According to the report, Lily Leblanc was in a ski lesson and riding a T-bar with another student. She was one of three kids in the group with one instructor. After one of the students in the group fell going up, the instructor riding the bar behind Leblanc asked her and the remaining student to get off as the lift was in motion. Leblanc fell trying to get off and the hood of her coat got caught on the T-bar. She was dragged 540 meters (about 1,770 feet) uphill and asphyxiated.
The coroner, Julie-Kim Godin, found that several factors contributed to the girl’s death.
The 6-year-old was not riding with an adult. And the instructor was likely taught to keep the group of students together at all times, which is why the instructor told the kids to get off after one of the students fell. The coroner wrote that the instructor was faced with a difficult situation when the first student fell: either order the other two students off the moving lift, or allow the group to be separated, both of which go against safety rules.
“This is an exceptional situation where it was necessary to prioritize one of the two principles,” Godin wrote. “The decision that was made triggered the cascade of events that followed.”
After exiting the lift, the instructor took the two remaining students to the bottom and asked the lift operator to stop the lift because one of the students, Leblanc, was stuck. Moments later, the decision was made to restart the lift despite no one making visual contact with Leblanc.
“Nobody went to help Lily or check that she’d gotten up before putting the lift back into function, and this, when it was known she’d fallen and was hanging from a T-bar that was stuck in a part of her coat,” the report says.
The lift operator at the top eventually saw the girl being pulled up by the T-bar, unconscious, but couldn’t immediately call ski patrol because the radio wasn’t working, so the employee went down on foot to find help. Leblanc was transported to a hospital where she was declared dead several hours later.
The death was deemed accidental, but Godin’s recommendations raise questions about the safety practices in place for teaching and supervising skiers, according to a report from The Canadian Press.
“The basic safety rules and written directives regarding emergency measures for all foreseeable situations at the Val Saint-Côme station were ignored,” Godin said. “We have to wonder if they had been taught to the attendants.”
She also noted the problem could have been avoided had all the children been riding with an instructor or adult. And the lift operators reported having only received four hours of training, and said they hadn’t been given “any specific procedure” to follow in the event of a passenger falling.
In the report, Godin recommends the Canadian Standards Association (CSA Z-98, the Canadian version of ASC B77) and the Quebec Ski Areas Association (ASSQ) “look into the events surrounding Lily’s death in order to review the supervision of the training of operators and attendants and to put in place solutions to prevent a similar event and avoidable deaths.”
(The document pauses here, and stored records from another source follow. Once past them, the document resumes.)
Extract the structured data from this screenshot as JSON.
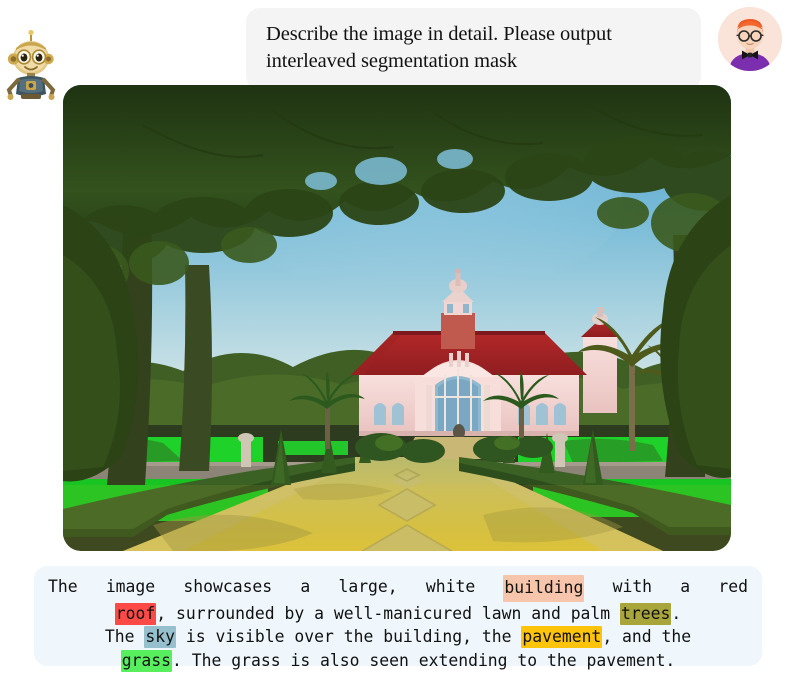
{
  "conversation": {
    "prompt": {
      "speaker": "user",
      "text": "Describe the image in detail. Please output interleaved segmentation mask",
      "line1": "Describe the image in detail. Please output",
      "line2": "interleaved segmentation mask"
    },
    "bot_avatar": {
      "icon": "robot-avatar-icon",
      "alt": "robot assistant avatar"
    },
    "user_avatar": {
      "icon": "person-avatar-icon",
      "alt": "user avatar with glasses and bow tie"
    }
  },
  "image_panel": {
    "alt": "Colonial building with red roof at end of a long paved walkway flanked by lawns and palm trees",
    "segmentation_overlays": [
      {
        "label": "building",
        "color": "#f7c5ab"
      },
      {
        "label": "roof",
        "color": "#fc4a46"
      },
      {
        "label": "trees",
        "color": "#a8a63a"
      },
      {
        "label": "sky",
        "color": "#97c0cf"
      },
      {
        "label": "pavement",
        "color": "#fdc40b"
      },
      {
        "label": "grass",
        "color": "#58ef5e"
      }
    ]
  },
  "answer": {
    "full_text": "The image showcases a large, white building with a red roof, surrounded by a well-manicured lawn and palm trees. The sky is visible over the building, the pavement, and the grass. The grass is also seen extending to the pavement.",
    "lines": [
      {
        "id": 1,
        "segments": [
          {
            "text": "The",
            "highlight": null
          },
          {
            "text": "image",
            "highlight": null
          },
          {
            "text": "showcases",
            "highlight": null
          },
          {
            "text": "a",
            "highlight": null
          },
          {
            "text": "large,",
            "highlight": null
          },
          {
            "text": "white",
            "highlight": null
          },
          {
            "text": "building",
            "highlight": "building"
          },
          {
            "text": "with",
            "highlight": null
          },
          {
            "text": "a",
            "highlight": null
          },
          {
            "text": "red",
            "highlight": null
          }
        ]
      },
      {
        "id": 2,
        "text_before": "",
        "segments": [
          {
            "text": "roof",
            "highlight": "roof"
          },
          {
            "text": ", surrounded by a well-manicured lawn and palm ",
            "highlight": null
          },
          {
            "text": "trees",
            "highlight": "trees"
          },
          {
            "text": ".",
            "highlight": null
          }
        ]
      },
      {
        "id": 3,
        "segments": [
          {
            "text": "The ",
            "highlight": null
          },
          {
            "text": "sky",
            "highlight": "sky"
          },
          {
            "text": " is visible over the building, the ",
            "highlight": null
          },
          {
            "text": "pavement",
            "highlight": "pavement"
          },
          {
            "text": ", and the",
            "highlight": null
          }
        ]
      },
      {
        "id": 4,
        "segments": [
          {
            "text": "grass",
            "highlight": "grass"
          },
          {
            "text": ". The grass is also seen extending to the pavement.",
            "highlight": null
          }
        ]
      }
    ],
    "line1_words": [
      "The",
      "image",
      "showcases",
      "a",
      "large,",
      "white",
      "BUILDING",
      "with",
      "a",
      "red"
    ],
    "highlight_colors": {
      "building": "#f7c5ab",
      "roof": "#fc4a46",
      "trees": "#a8a63a",
      "sky": "#97c0cf",
      "pavement": "#fdc40b",
      "grass": "#58ef5e"
    },
    "bubble_color": "#eff7fc"
  }
}
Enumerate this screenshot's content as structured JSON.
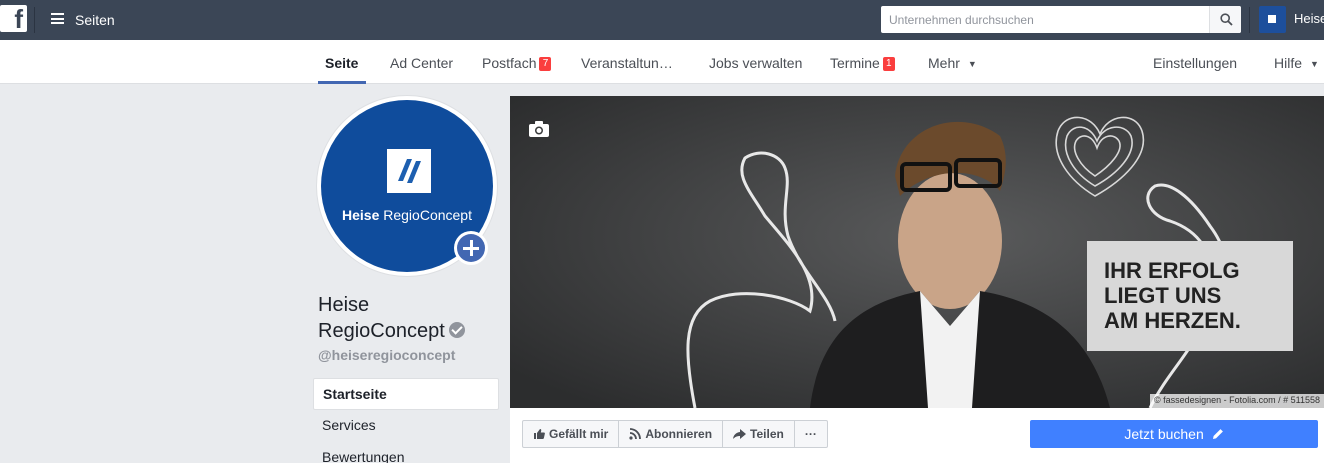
{
  "topbar": {
    "menu_label": "Seiten",
    "search_placeholder": "Unternehmen durchsuchen",
    "account_name": "Heise"
  },
  "nav": {
    "tabs": [
      {
        "label": "Seite"
      },
      {
        "label": "Ad Center"
      },
      {
        "label": "Postfach",
        "badge": "7"
      },
      {
        "label": "Veranstaltun…"
      },
      {
        "label": "Jobs verwalten"
      },
      {
        "label": "Termine",
        "badge": "1"
      },
      {
        "label": "Mehr"
      }
    ],
    "right": [
      {
        "label": "Einstellungen"
      },
      {
        "label": "Hilfe"
      }
    ]
  },
  "profile": {
    "logo_brand": "Heise",
    "logo_product": "RegioConcept",
    "name_line1": "Heise",
    "name_line2": "RegioConcept",
    "handle": "@heiseregioconcept"
  },
  "sidebar": {
    "items": [
      {
        "label": "Startseite"
      },
      {
        "label": "Services"
      },
      {
        "label": "Bewertungen"
      }
    ]
  },
  "cover": {
    "slogan": [
      "IHR ERFOLG",
      "LIEGT UNS",
      "AM HERZEN."
    ],
    "credit": "© fassedesignen - Fotolia.com / # 511558"
  },
  "actions": {
    "like": "Gefällt mir",
    "follow": "Abonnieren",
    "share": "Teilen",
    "more": "···",
    "cta": "Jetzt buchen"
  },
  "colors": {
    "topbar": "#3b4656",
    "accent": "#4267b2",
    "cta": "#4080ff",
    "badge": "#fa3e3e",
    "logo_blue": "#0f4c9c"
  }
}
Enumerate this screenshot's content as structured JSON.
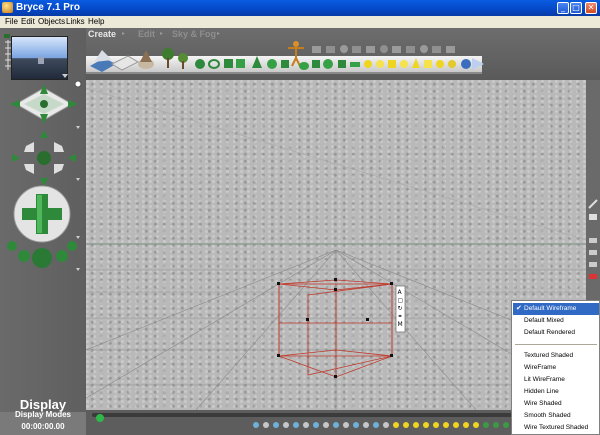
{
  "window": {
    "title": "Bryce 7.1  Pro",
    "minimize_glyph": "_",
    "maximize_glyph": "□",
    "close_glyph": "✕"
  },
  "menubar": {
    "items": [
      "File",
      "Edit",
      "Objects",
      "Links",
      "Help"
    ]
  },
  "palette_tabs": {
    "create": "Create",
    "edit": "Edit",
    "sky_fog": "Sky & Fog",
    "arrow_glyph": "▸"
  },
  "status": {
    "title": "Display",
    "subtitle": "Display Modes",
    "timecode": "00:00:00.00"
  },
  "display_menu": {
    "groups": [
      [
        {
          "label": "Default Wireframe",
          "checked": true,
          "selected": true
        },
        {
          "label": "Default Mixed",
          "checked": false,
          "selected": false
        },
        {
          "label": "Default Rendered",
          "checked": false,
          "selected": false
        }
      ],
      [
        {
          "label": "Textured Shaded",
          "checked": false,
          "selected": false
        },
        {
          "label": "WireFrame",
          "checked": false,
          "selected": false
        },
        {
          "label": "Lit WireFrame",
          "checked": false,
          "selected": false
        },
        {
          "label": "Hidden Line",
          "checked": false,
          "selected": false
        },
        {
          "label": "Wire Shaded",
          "checked": false,
          "selected": false
        },
        {
          "label": "Smooth Shaded",
          "checked": false,
          "selected": false
        },
        {
          "label": "Wire Textured Shaded",
          "checked": false,
          "selected": false
        }
      ]
    ],
    "check_glyph": "✔"
  },
  "icons": {
    "nano_view": "nano-preview-icon",
    "trackball": "trackball-icon",
    "cross_control": "cross-control-icon",
    "camera_sphere": "camera-sphere-icon",
    "shelf": [
      "terrain-icon",
      "plane-icon",
      "rock-icon",
      "tree-icon",
      "figure-icon",
      "sphere-icon",
      "cube-icon",
      "cone-icon",
      "torus-icon",
      "light-icon"
    ]
  },
  "colors": {
    "titlebar": "#0447c7",
    "menu_highlight": "#316ac5",
    "wireframe": "#c0392b",
    "accent_green": "#2e7d32"
  }
}
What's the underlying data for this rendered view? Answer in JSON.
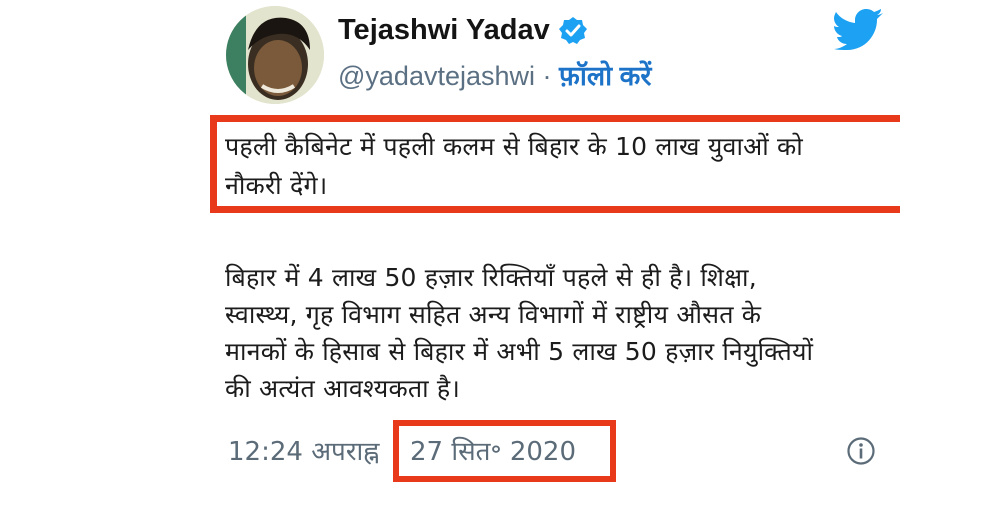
{
  "author": {
    "name": "Tejashwi Yadav",
    "handle": "@yadavtejashwi",
    "separator": " · ",
    "follow_label": "फ़ॉलो करें",
    "verified_icon": "verified-badge-icon"
  },
  "tweet": {
    "highlight_lines": [
      "पहली कैबिनेट में पहली कलम से बिहार के 10 लाख युवाओं को",
      "नौकरी देंगे।"
    ],
    "body_lines": [
      "बिहार में 4 लाख 50 हज़ार रिक्तियाँ पहले से ही है। शिक्षा,",
      "स्वास्थ्य, गृह विभाग सहित अन्य विभागों में राष्ट्रीय औसत के",
      "मानकों के हिसाब से बिहार में अभी 5 लाख 50 हज़ार नियुक्तियों",
      "की अत्यंत आवश्यकता है।"
    ]
  },
  "meta": {
    "time": "12:24 अपराह्न",
    "date": "27 सित॰ 2020"
  },
  "colors": {
    "highlight": "#e8391a",
    "twitter_blue": "#1da1f2",
    "link": "#1d73c8"
  }
}
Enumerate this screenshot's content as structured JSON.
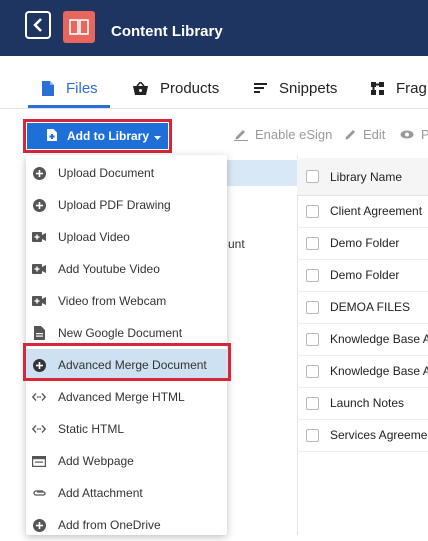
{
  "app": {
    "title": "Content Library"
  },
  "tabs": [
    {
      "label": "Files",
      "icon": "file-icon",
      "active": true
    },
    {
      "label": "Products",
      "icon": "basket-icon",
      "active": false
    },
    {
      "label": "Snippets",
      "icon": "lines-icon",
      "active": false
    },
    {
      "label": "Fragments",
      "icon": "puzzle-icon",
      "active": false,
      "visible_text": "Fragı"
    }
  ],
  "toolbar": {
    "add_label": "Add to Library",
    "enable_esign": "Enable eSign",
    "edit": "Edit",
    "preview_partial": "Pi"
  },
  "menu": {
    "items": [
      {
        "label": "Upload Document",
        "icon": "plus-circle-icon"
      },
      {
        "label": "Upload PDF Drawing",
        "icon": "plus-circle-icon"
      },
      {
        "label": "Upload Video",
        "icon": "video-plus-icon"
      },
      {
        "label": "Add Youtube Video",
        "icon": "video-plus-icon"
      },
      {
        "label": "Video from Webcam",
        "icon": "video-plus-icon"
      },
      {
        "label": "New Google Document",
        "icon": "document-icon"
      },
      {
        "label": "Advanced Merge Document",
        "icon": "plus-circle-icon",
        "selected": true
      },
      {
        "label": "Advanced Merge HTML",
        "icon": "code-icon"
      },
      {
        "label": "Static HTML",
        "icon": "code-icon"
      },
      {
        "label": "Add Webpage",
        "icon": "webpage-icon"
      },
      {
        "label": "Add Attachment",
        "icon": "paperclip-icon"
      },
      {
        "label": "Add from OneDrive",
        "icon": "plus-circle-icon"
      }
    ]
  },
  "left_panel": {
    "partial_text": "unt"
  },
  "table": {
    "header": "Library Name",
    "rows": [
      "Client Agreement",
      "Demo Folder",
      "Demo Folder",
      "DEMOA FILES",
      "Knowledge Base A",
      "Knowledge Base A",
      "Launch Notes",
      "Services Agreemer"
    ]
  },
  "colors": {
    "topbar": "#1f3561",
    "logo": "#e8665b",
    "accent": "#2b6fd6",
    "button": "#1f6fd8",
    "highlight_frame": "#d72638",
    "menu_selected": "#cde1f3"
  }
}
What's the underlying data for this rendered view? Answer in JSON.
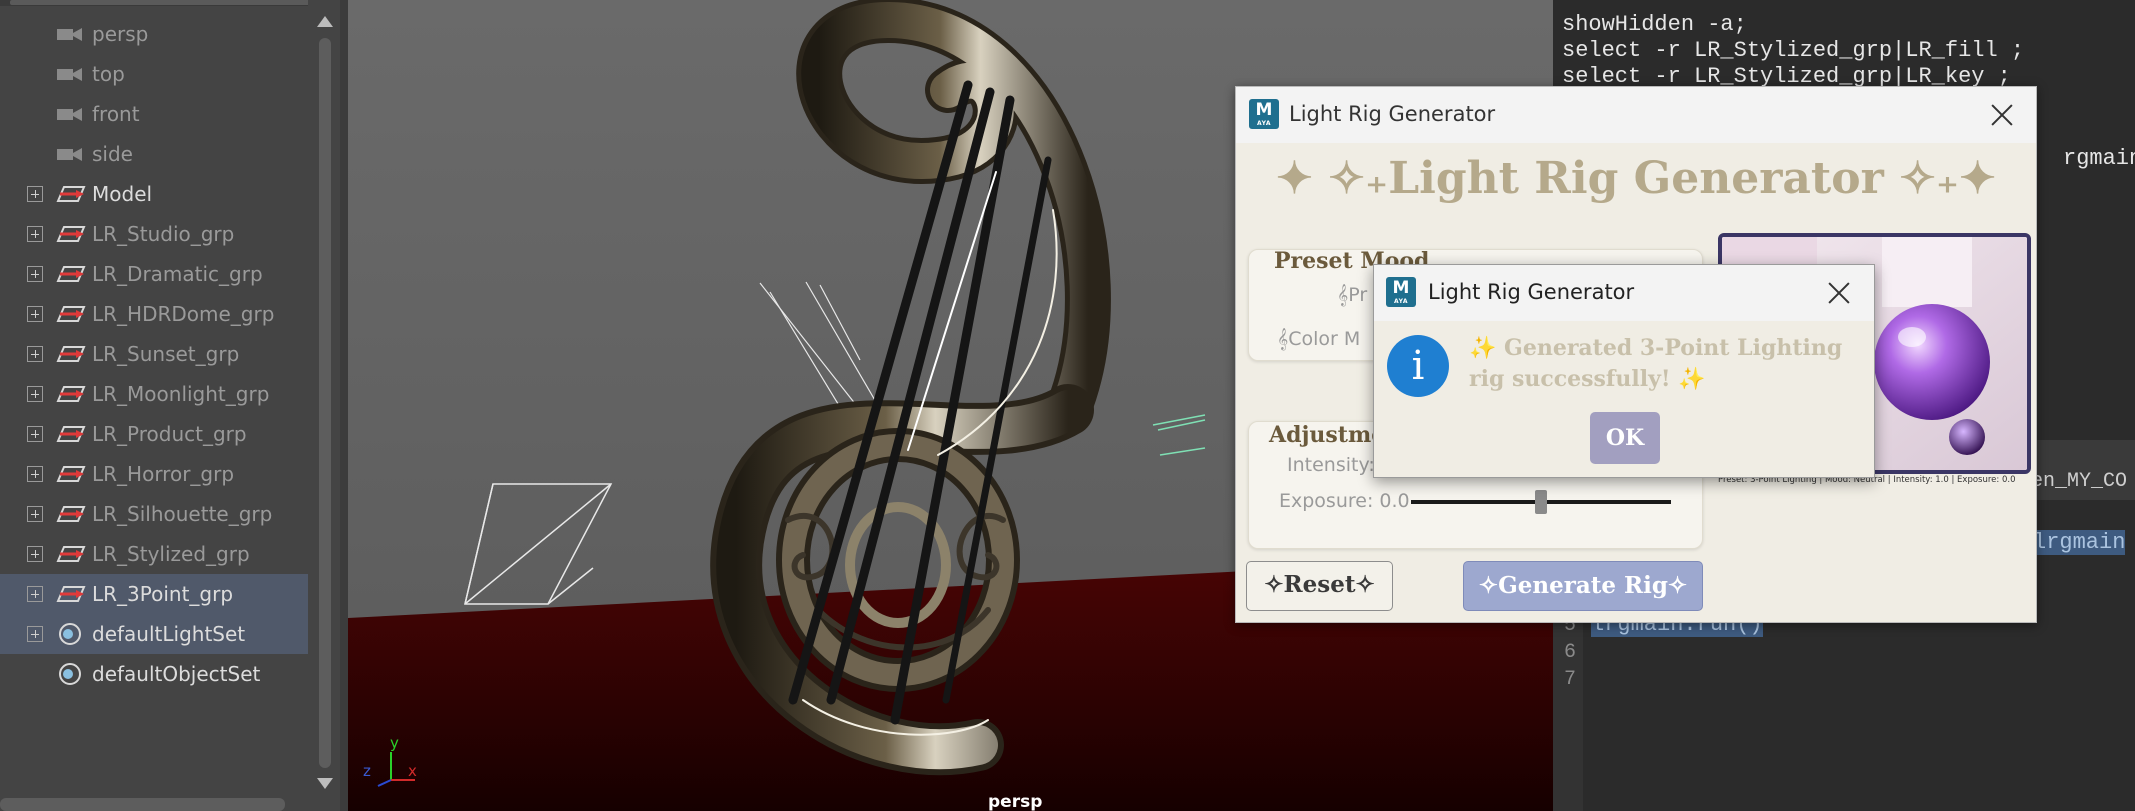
{
  "outliner": {
    "items": [
      {
        "label": "persp",
        "icon": "camera-icon",
        "expandable": false,
        "style": "dim",
        "selected": false
      },
      {
        "label": "top",
        "icon": "camera-icon",
        "expandable": false,
        "style": "dim",
        "selected": false
      },
      {
        "label": "front",
        "icon": "camera-icon",
        "expandable": false,
        "style": "dim",
        "selected": false
      },
      {
        "label": "side",
        "icon": "camera-icon",
        "expandable": false,
        "style": "dim",
        "selected": false
      },
      {
        "label": "Model",
        "icon": "group-icon",
        "expandable": true,
        "style": "bright",
        "selected": false
      },
      {
        "label": "LR_Studio_grp",
        "icon": "group-icon",
        "expandable": true,
        "style": "dim",
        "selected": false
      },
      {
        "label": "LR_Dramatic_grp",
        "icon": "group-icon",
        "expandable": true,
        "style": "dim",
        "selected": false
      },
      {
        "label": "LR_HDRDome_grp",
        "icon": "group-icon",
        "expandable": true,
        "style": "dim",
        "selected": false
      },
      {
        "label": "LR_Sunset_grp",
        "icon": "group-icon",
        "expandable": true,
        "style": "dim",
        "selected": false
      },
      {
        "label": "LR_Moonlight_grp",
        "icon": "group-icon",
        "expandable": true,
        "style": "dim",
        "selected": false
      },
      {
        "label": "LR_Product_grp",
        "icon": "group-icon",
        "expandable": true,
        "style": "dim",
        "selected": false
      },
      {
        "label": "LR_Horror_grp",
        "icon": "group-icon",
        "expandable": true,
        "style": "dim",
        "selected": false
      },
      {
        "label": "LR_Silhouette_grp",
        "icon": "group-icon",
        "expandable": true,
        "style": "dim",
        "selected": false
      },
      {
        "label": "LR_Stylized_grp",
        "icon": "group-icon",
        "expandable": true,
        "style": "dim",
        "selected": false
      },
      {
        "label": "LR_3Point_grp",
        "icon": "group-icon",
        "expandable": true,
        "style": "bright",
        "selected": true
      },
      {
        "label": "defaultLightSet",
        "icon": "set-icon",
        "expandable": true,
        "style": "bright",
        "selected": true
      },
      {
        "label": "defaultObjectSet",
        "icon": "set-icon",
        "expandable": false,
        "style": "bright",
        "selected": false
      }
    ]
  },
  "viewport": {
    "camera_label": "persp",
    "axis": {
      "x": "x",
      "y": "y",
      "z": "z"
    }
  },
  "script_editor": {
    "history": [
      "showHidden -a;",
      "select -r LR_Stylized_grp|LR_fill ;",
      "select -r LR_Stylized_grp|LR_key ;"
    ],
    "history_fragment": "rgmain",
    "tab_fragment": "en_MY_CO",
    "code_line_fragment": "lrgmain",
    "code_lines": [
      {
        "num": "5",
        "text": "lrgmain.run()",
        "highlight": true
      },
      {
        "num": "6",
        "text": "",
        "highlight": false
      },
      {
        "num": "7",
        "text": "",
        "highlight": false
      }
    ]
  },
  "dialog": {
    "window_title": "Light Rig Generator",
    "logo_letter": "M",
    "logo_sub": "AYA",
    "header": "✦ ✧₊Light Rig Generator ✧₊✦",
    "preset_section": {
      "title": "Preset  Mood",
      "preset_label": "𝄞Pr",
      "color_label": "𝄞Color M"
    },
    "adjust_section": {
      "title": "Adjustme",
      "intensity_label": "Intensity:",
      "exposure_label": "Exposure: 0.0",
      "exposure_value": 0.5
    },
    "preview_caption": "Preset: 3-Point Lighting | Mood: Neutral | Intensity: 1.0 | Exposure: 0.0",
    "reset_label": "✧Reset✧",
    "generate_label": "✧Generate Rig✧"
  },
  "message_box": {
    "title": "Light Rig Generator",
    "logo_letter": "M",
    "logo_sub": "AYA",
    "info_glyph": "i",
    "message": "✨ Generated 3-Point Lighting rig successfully! ✨",
    "ok_label": "OK"
  }
}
She also asked the Canadian Ski Instructor’s Alliance to review its teaching methods for lift utilization during ski lessons, and to explore having more staff in place during children’s lessons.
Val Saint-Côme has since replaced the T-bar with a conveyor lift. Students are now accompanied by an instructor when riding up the mountain.
ASSQ is forming an experts committee to review the existing guide for ski schools and will offer new training for lift attendants as of December. According to ASSQ president Yves Juneau, the association has reviewed signage and has developed more videos to facilitate lift usage. It is also launching a “safety on the slopes” month across all Quebec ski areas to provide better information on lift safety and the mountain code of conduct. It will take place in mid-January.